Hints about writing an intro. for a discussion of short stories in terms of gender bias:
1. Tell the readers that short fiction is a genre that conveys emotion through conflict.
2. The story will be told uniquely by each author.
3. It concerns itself with personal feelings about a subject.
4. When looked at individually, a “gender bias” can be seen.
5. Different sexes will relate material and relate to material in a different fashion.
6. Provide a thesis for this assignment that deals with our two works, its two authors, and its different treatment of subject matter that reflect a difference in gender and the handling of emotion.

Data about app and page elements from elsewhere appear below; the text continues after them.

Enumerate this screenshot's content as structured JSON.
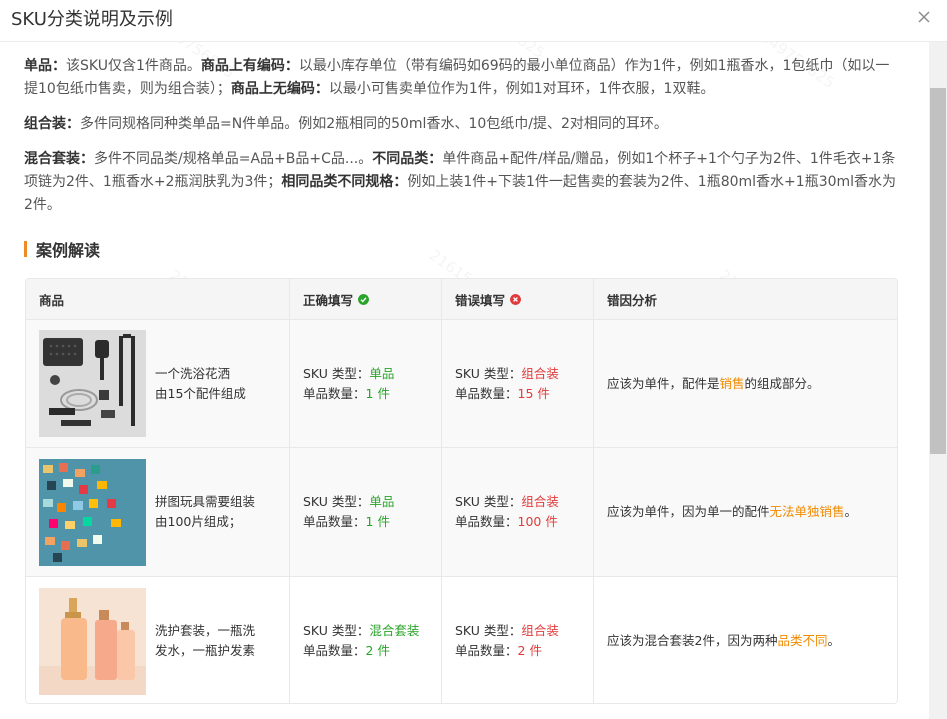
{
  "dialog": {
    "title": "SKU分类说明及示例",
    "close_icon": "close-icon"
  },
  "definitions": {
    "single_label": "单品：",
    "single_text": "该SKU仅含1件商品。",
    "with_code_label": "商品上有编码：",
    "with_code_text": "以最小库存单位（带有编码如69码的最小单位商品）作为1件，例如1瓶香水，1包纸巾（如以一提10包纸巾售卖，则为组合装）；",
    "no_code_label": "商品上无编码：",
    "no_code_text": "以最小可售卖单位作为1件，例如1对耳环，1件衣服，1双鞋。",
    "combo_label": "组合装：",
    "combo_text": "多件同规格同种类单品=N件单品。例如2瓶相同的50ml香水、10包纸巾/提、2对相同的耳环。",
    "mixed_label": "混合套装：",
    "mixed_text": "多件不同品类/规格单品=A品+B品+C品...。",
    "diff_cat_label": "不同品类：",
    "diff_cat_text": "单件商品+配件/样品/赠品，例如1个杯子+1个勺子为2件、1件毛衣+1条项链为2件、1瓶香水+2瓶润肤乳为3件；",
    "same_cat_label": "相同品类不同规格：",
    "same_cat_text": "例如上装1件+下装1件一起售卖的套装为2件、1瓶80ml香水+1瓶30ml香水为2件。"
  },
  "section_title": "案例解读",
  "table": {
    "headers": [
      "商品",
      "正确填写",
      "错误填写",
      "错因分析"
    ],
    "type_label": "SKU 类型：",
    "count_label": "单品数量：",
    "rows": [
      {
        "product_line1": "一个洗浴花洒",
        "product_line2": "由15个配件组成",
        "correct_type": "单品",
        "correct_count": "1 件",
        "wrong_type": "组合装",
        "wrong_count": "15 件",
        "reason_pre": "应该为单件，配件是",
        "reason_hl": "销售",
        "reason_post": "的组成部分。"
      },
      {
        "product_line1": "拼图玩具需要组装",
        "product_line2": "由100片组成；",
        "correct_type": "单品",
        "correct_count": "1 件",
        "wrong_type": "组合装",
        "wrong_count": "100 件",
        "reason_pre": "应该为单件，因为单一的配件",
        "reason_hl": "无法单独销售",
        "reason_post": "。"
      },
      {
        "product_line1": "洗护套装，一瓶洗",
        "product_line2": "发水，一瓶护发素",
        "correct_type": "混合套装",
        "correct_count": "2 件",
        "wrong_type": "组合装",
        "wrong_count": "2 件",
        "reason_pre": "应该为混合套装2件，因为两种",
        "reason_hl": "品类不同",
        "reason_post": "。"
      }
    ]
  },
  "watermark": "2161549756825",
  "colors": {
    "accent": "#f08a24",
    "correct": "#29a329",
    "wrong": "#e03b3b",
    "highlight": "#f08a00"
  }
}
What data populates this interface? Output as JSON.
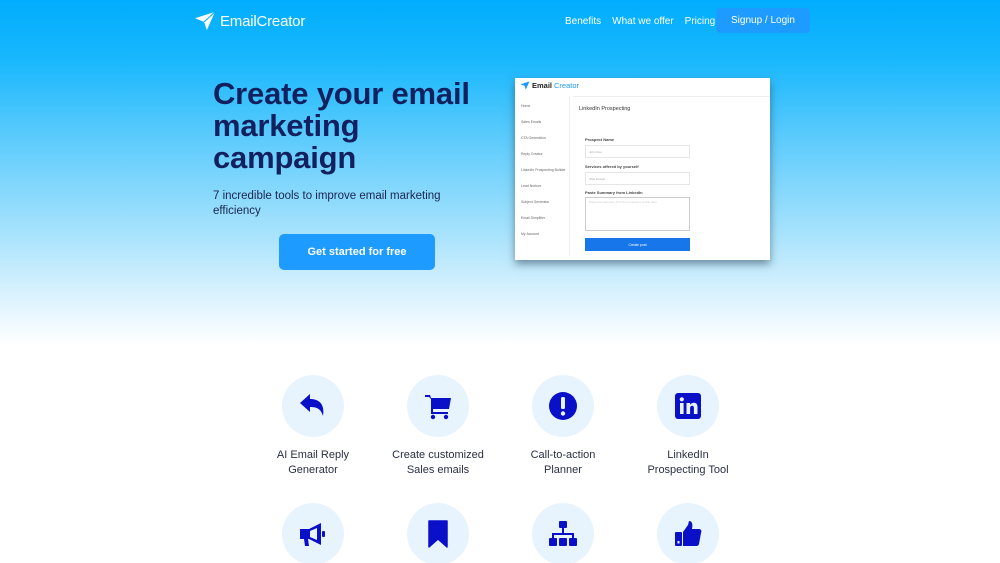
{
  "nav": {
    "brand": "EmailCreator",
    "links": [
      "Benefits",
      "What we offer",
      "Pricing"
    ],
    "signup_label": "Signup / Login"
  },
  "hero": {
    "title_lines": [
      "Create your email",
      "marketing",
      "campaign"
    ],
    "subtitle": "7 incredible tools to improve email marketing efficiency",
    "cta_label": "Get started for free"
  },
  "mockup": {
    "brand_a": "Email",
    "brand_b": "Creator",
    "sidebar": [
      "Home",
      "Sales Emails",
      "CTA Generation",
      "Reply Creator",
      "LinkedIn Prospecting Builder",
      "Lead Nurture",
      "Subject Generator",
      "Email Simplifier",
      "My Account"
    ],
    "page_title": "LinkedIn Prospecting",
    "fields": [
      {
        "label": "Prospect Name",
        "placeholder": "John Doe"
      },
      {
        "label": "Services offered by yourself",
        "placeholder": "Web Design"
      }
    ],
    "textarea_label": "Paste Summary from LinkedIn",
    "textarea_placeholder": "Paste the summary from the prospect's profile here",
    "button_label": "Create post"
  },
  "features": [
    {
      "icon": "reply-icon",
      "line1": "AI Email Reply",
      "line2": "Generator"
    },
    {
      "icon": "cart-icon",
      "line1": "Create customized",
      "line2": "Sales emails"
    },
    {
      "icon": "exclamation-icon",
      "line1": "Call-to-action",
      "line2": "Planner"
    },
    {
      "icon": "linkedin-icon",
      "line1": "LinkedIn",
      "line2": "Prospecting Tool"
    },
    {
      "icon": "megaphone-icon",
      "line1": "",
      "line2": ""
    },
    {
      "icon": "bookmark-icon",
      "line1": "",
      "line2": ""
    },
    {
      "icon": "sitemap-icon",
      "line1": "",
      "line2": ""
    },
    {
      "icon": "thumbs-up-icon",
      "line1": "",
      "line2": ""
    }
  ],
  "colors": {
    "brand_blue": "#1e9bff",
    "navy": "#13205f",
    "icon_blue": "#0a0fc8",
    "icon_bg": "#e8f4fd"
  }
}
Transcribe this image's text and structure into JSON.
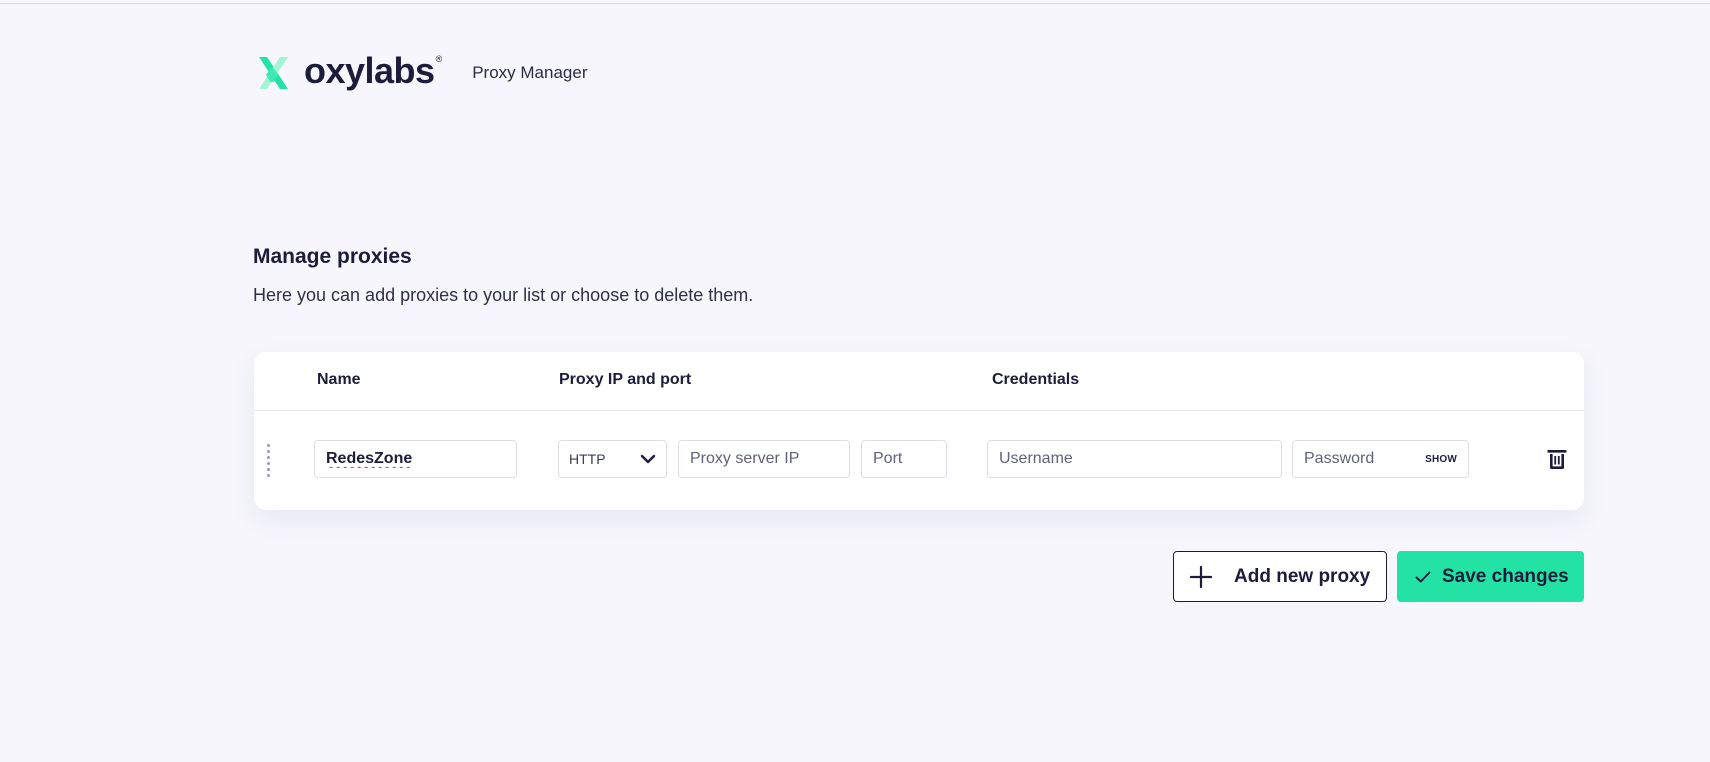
{
  "header": {
    "brand": "oxylabs",
    "brand_mark": "®",
    "product": "Proxy Manager"
  },
  "section": {
    "title": "Manage proxies",
    "description": "Here you can add proxies to your list or choose to delete them."
  },
  "table": {
    "columns": {
      "name": "Name",
      "proxy": "Proxy IP and port",
      "credentials": "Credentials"
    },
    "rows": [
      {
        "name": "RedesZone",
        "protocol": "HTTP",
        "ip_placeholder": "Proxy server IP",
        "port_placeholder": "Port",
        "username_placeholder": "Username",
        "password_placeholder": "Password",
        "show_label": "SHOW"
      }
    ]
  },
  "actions": {
    "add_label": "Add new proxy",
    "save_label": "Save changes"
  },
  "colors": {
    "accent": "#23e3a4",
    "text": "#1b1d3b",
    "background": "#f6f6fc"
  },
  "icons": [
    "oxylabs-logo-icon",
    "drag-handle-icon",
    "chevron-down-icon",
    "trash-icon",
    "plus-icon",
    "check-icon"
  ]
}
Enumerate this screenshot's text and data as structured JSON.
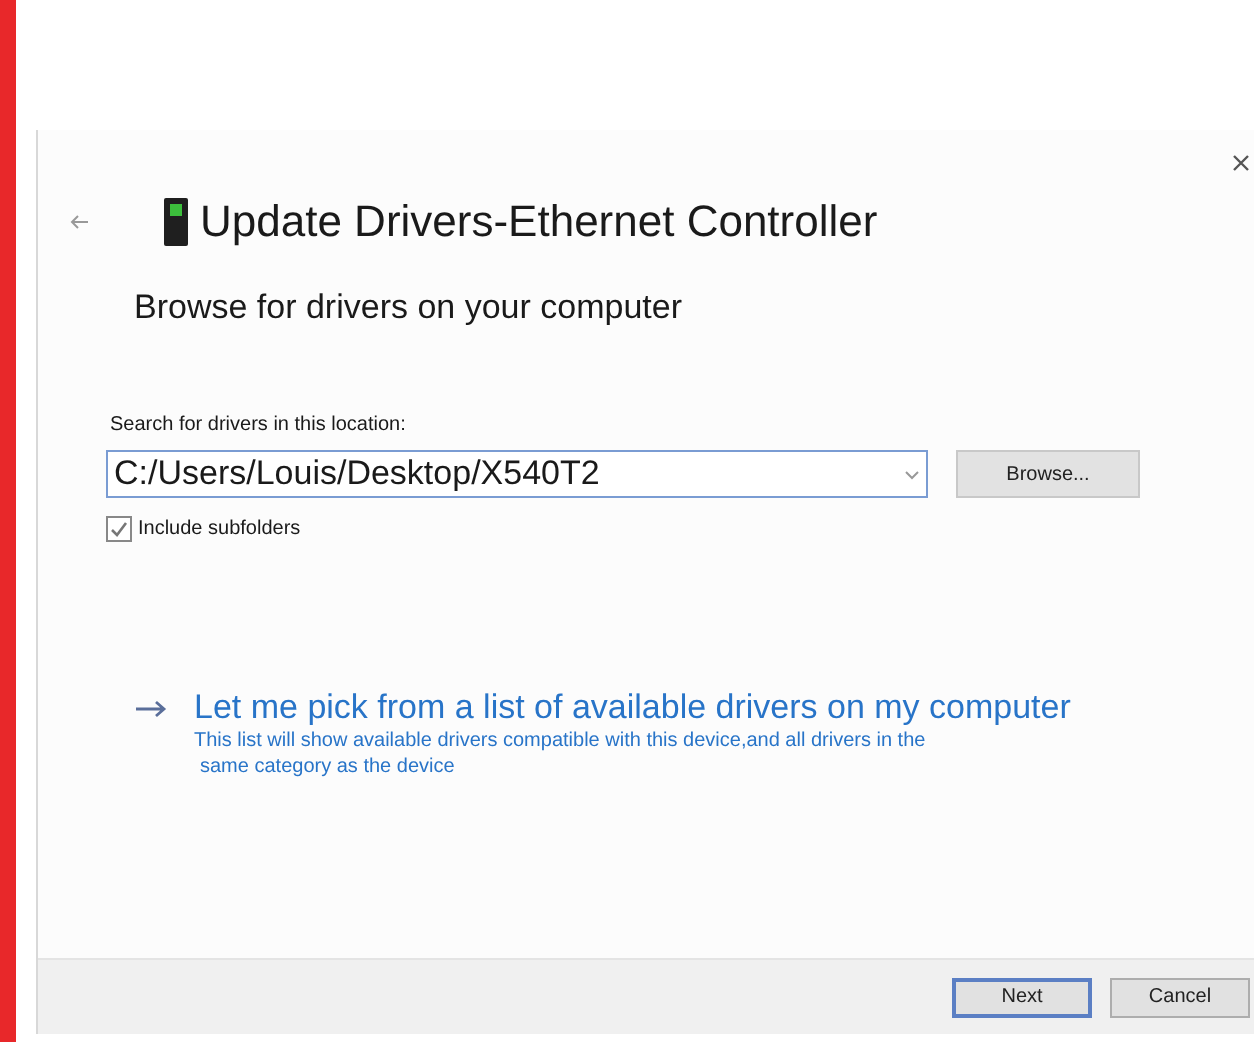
{
  "dialog": {
    "title": "Update Drivers-Ethernet Controller",
    "subtitle": "Browse for drivers on your computer",
    "search": {
      "label": "Search for drivers in this location:",
      "value": "C:/Users/Louis/Desktop/X540T2",
      "browse": "Browse..."
    },
    "include_subfolders": {
      "label": "Include subfolders",
      "checked": true
    },
    "pick_link": {
      "title": "Let me pick from a list of available drivers on my computer",
      "description_lines": [
        "This list will show available drivers compatible with this device,and all drivers in the",
        "same category as the device"
      ]
    },
    "buttons": [
      {
        "label": "Next",
        "default": true
      },
      {
        "label": "Cancel",
        "default": false
      }
    ]
  }
}
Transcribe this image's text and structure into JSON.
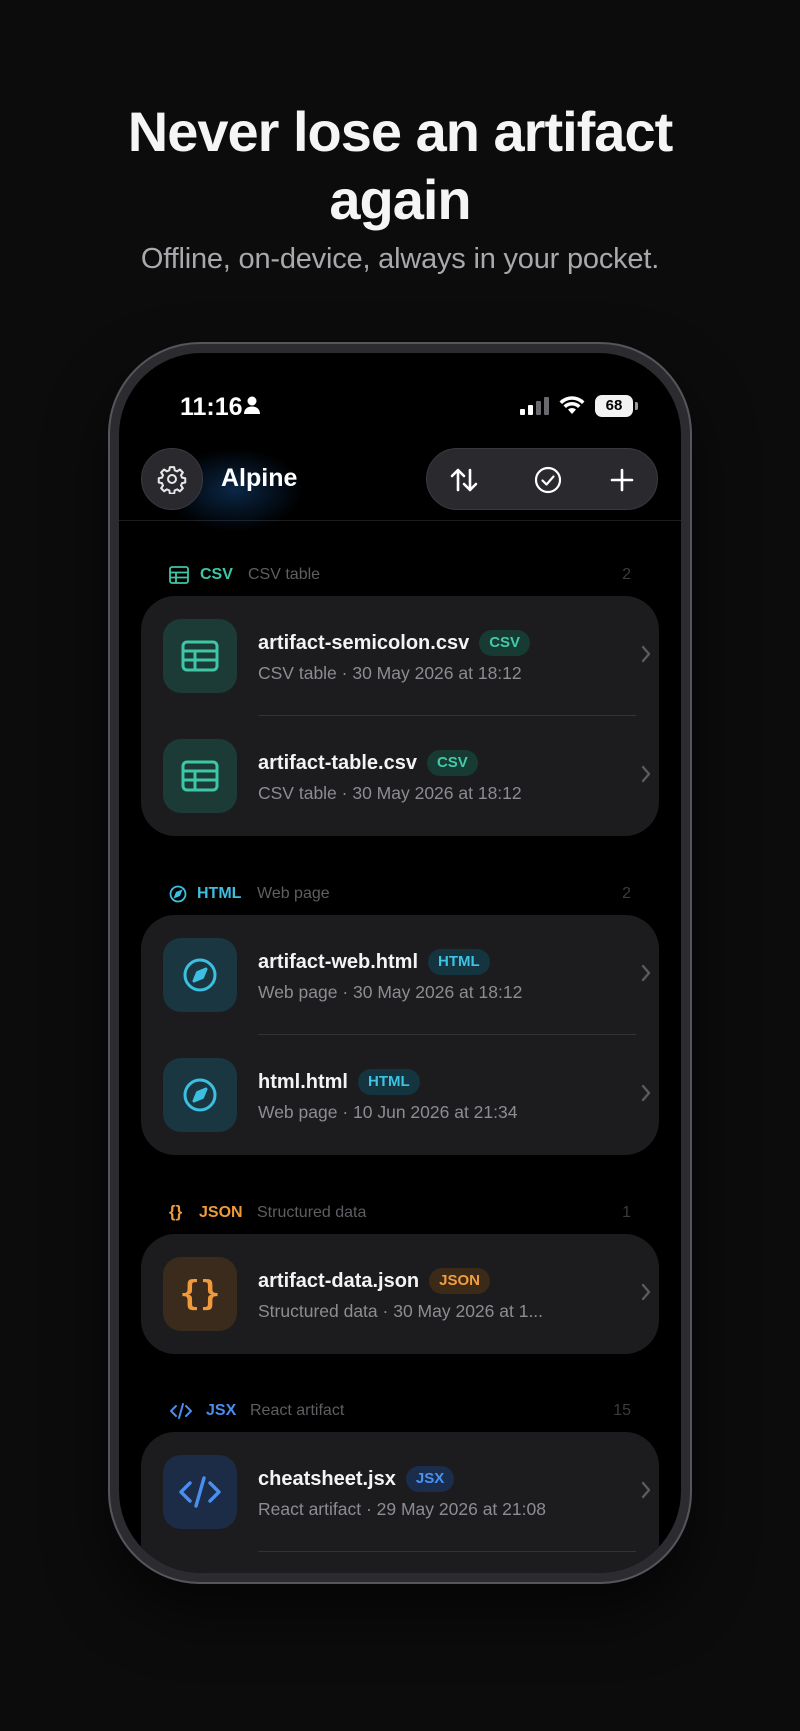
{
  "hero": {
    "title_line1": "Never lose an artifact",
    "title_line2": "again",
    "subtitle": "Offline, on-device, always in your pocket."
  },
  "status_bar": {
    "time": "11:16",
    "battery": "68",
    "icons": [
      "person-icon",
      "signal-icon",
      "wifi-icon",
      "battery-icon"
    ]
  },
  "nav": {
    "app_name": "Alpine",
    "icons": [
      "gear-icon",
      "sort-icon",
      "select-check-icon",
      "plus-icon"
    ]
  },
  "colors": {
    "csv": "#3fc6a7",
    "html": "#3cbfe0",
    "json": "#f09a3c",
    "jsx": "#4a8fef",
    "background": "#0c0c0d",
    "card": "#1c1c1f"
  },
  "sections": [
    {
      "type": "CSV",
      "description": "CSV table",
      "count": "2",
      "icon": "table-icon",
      "items": [
        {
          "title": "artifact-semicolon.csv",
          "badge": "CSV",
          "subtitle": "CSV table · 30 May 2026 at 18:12"
        },
        {
          "title": "artifact-table.csv",
          "badge": "CSV",
          "subtitle": "CSV table · 30 May 2026 at 18:12"
        }
      ]
    },
    {
      "type": "HTML",
      "description": "Web page",
      "count": "2",
      "icon": "compass-icon",
      "items": [
        {
          "title": "artifact-web.html",
          "badge": "HTML",
          "subtitle": "Web page · 30 May 2026 at 18:12"
        },
        {
          "title": "html.html",
          "badge": "HTML",
          "subtitle": "Web page · 10 Jun 2026 at 21:34"
        }
      ]
    },
    {
      "type": "JSON",
      "description": "Structured data",
      "count": "1",
      "icon": "braces-icon",
      "items": [
        {
          "title": "artifact-data.json",
          "badge": "JSON",
          "subtitle": "Structured data · 30 May 2026 at 1..."
        }
      ]
    },
    {
      "type": "JSX",
      "description": "React artifact",
      "count": "15",
      "icon": "code-icon",
      "items": [
        {
          "title": "cheatsheet.jsx",
          "badge": "JSX",
          "subtitle": "React artifact · 29 May 2026 at 21:08"
        }
      ]
    }
  ]
}
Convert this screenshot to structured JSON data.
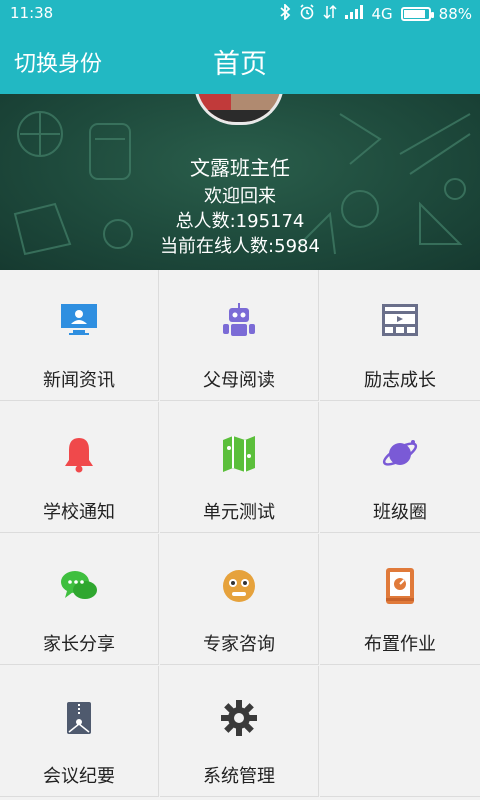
{
  "status_bar": {
    "time": "11:38",
    "network": "4G",
    "battery_text": "88%",
    "battery_level": 0.88
  },
  "header": {
    "switch_label": "切换身份",
    "title": "首页"
  },
  "banner": {
    "name": "文露班主任",
    "welcome": "欢迎回来",
    "total_users": "总人数:195174",
    "online_users": "当前在线人数:5984"
  },
  "menu": [
    {
      "label": "新闻资讯",
      "icon": "monitor-icon",
      "color": "#2f8fe0"
    },
    {
      "label": "父母阅读",
      "icon": "robot-icon",
      "color": "#7b6bd6"
    },
    {
      "label": "励志成长",
      "icon": "video-panel-icon",
      "color": "#6a6f8a"
    },
    {
      "label": "学校通知",
      "icon": "bell-icon",
      "color": "#f0494b"
    },
    {
      "label": "单元测试",
      "icon": "map-icon",
      "color": "#5bbf3b"
    },
    {
      "label": "班级圈",
      "icon": "planet-icon",
      "color": "#7a5ad6"
    },
    {
      "label": "家长分享",
      "icon": "chat-icon",
      "color": "#3fbf3f"
    },
    {
      "label": "专家咨询",
      "icon": "face-icon",
      "color": "#e6a23c"
    },
    {
      "label": "布置作业",
      "icon": "book-icon",
      "color": "#e07a3a"
    },
    {
      "label": "会议纪要",
      "icon": "file-bag-icon",
      "color": "#4f5a6e"
    },
    {
      "label": "系统管理",
      "icon": "gear-icon",
      "color": "#3a3a3a"
    }
  ]
}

NOTES ON “CAT IN THE RAIN”—Written by Ernest Hemingway, a male.
1. Told from a third-person point of view—like a camera lens.
2. Description is sparse—bleak, simple—periodic sentences. (Subject – verb)
3. A war monument is depicted in the midst of a garden.
4. Husband and wife are cold, sterile. She is “the American wife”
5. She is receiving little attention from husband—he is preoccupied with reading/alone.
6. She is interested in a cat out in the rain and will go and look for it.
7. He will go—but rather reluctantly.
8. She is fascinated by the hotel-keeper: his description is cold, serious, mature, odd—she likes his demeanor about facing his work. She likes his “big hands.”
9. When she returns—she begins to act more feminine—but husband doesn’t care.
10. She vents about what she wants—a cat, longer hair, romantic dining, and fine things.
11. The husband wants her to be quiet and read with him. The cat is brought to the room at the request of the hotel-keeper.
NOTES ON “SWEAT”—Written by Zora Neale Hurston, a female.
1. Delia works hard cleaning laundry for the “white folks.”
2. Her husband, Sykes, plays a nasty trick on her by putting what she thinks is a snake in her laundry basket of clothes.
3. He thinks it’s funny—she is deathly afraid of snakes.
4. After calming down, she notices that the item that scared her is the bullwhip used to drive his team of mules home.
5. We then learn that he detests her cleaning clothes for “white folks,” but she reminds him that this is how his belly has been filled all these 15 years.
6. We also learn that there is another girl, younger and prettier that has come into the relationship. We also learn that he has run off on her before and even beaten her.
7. But Delia has become strong—perhaps through the help of Church.
8. We learn from the men-folk that Sykes is no good, tearing women down and moving on. Now he’s working on a new gal—Bertha—who has been in town 3 months, and he has been paying her room charge.
9. He finally moved a huge rattlesnake in a box into the house. Delia asks him to remove it, but he refuses. She confesses her hatred for him and confesses that she has had enough of his physical and mental abuse.
10. One night when Delia stays longer at church to witness a “Love Feast” service—Sykes lets the snake loose in the house. And then the consequence:_____________________________
Hemingway, Ernest. “Cat in the Rain.” Literature for Composition. Edited by Sylvan Barnet, William
Bruto, and William E. Cain. 10th Edition. New York: Pearson, 2014. 693 – 95. Print.
Hurston, Zora Neale, “Sweat.” Literature for Composition. Edited by Sylvan Barnet, William
Bruto, and William E. Cain. 10th Edition. New York: Pearson, 2014. 705 – 12. Print.